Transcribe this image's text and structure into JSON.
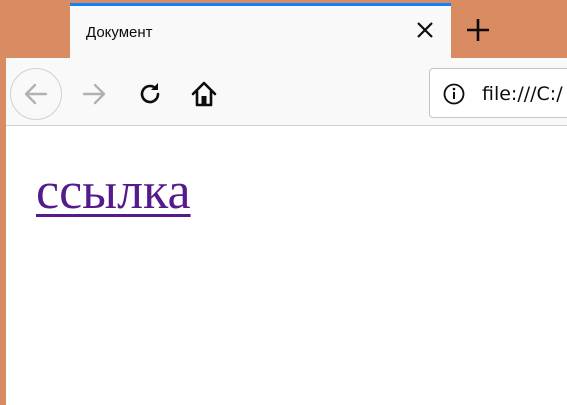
{
  "tab": {
    "title": "Документ",
    "active_color": "#0a84ff"
  },
  "toolbar": {
    "back_icon": "arrow-left-icon",
    "forward_icon": "arrow-right-icon",
    "reload_icon": "reload-icon",
    "home_icon": "home-icon"
  },
  "urlbar": {
    "info_icon": "info-icon",
    "url": "file:///C:/"
  },
  "content": {
    "link_text": "ссылка",
    "link_color": "#551a8b"
  },
  "colors": {
    "window_frame": "#d98b62",
    "toolbar_bg": "#f9f9fa",
    "page_bg": "#ffffff"
  }
}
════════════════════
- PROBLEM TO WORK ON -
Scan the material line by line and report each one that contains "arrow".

- RESULT -
    "back_icon": "arrow-left-icon",
    "forward_icon": "arrow-right-icon",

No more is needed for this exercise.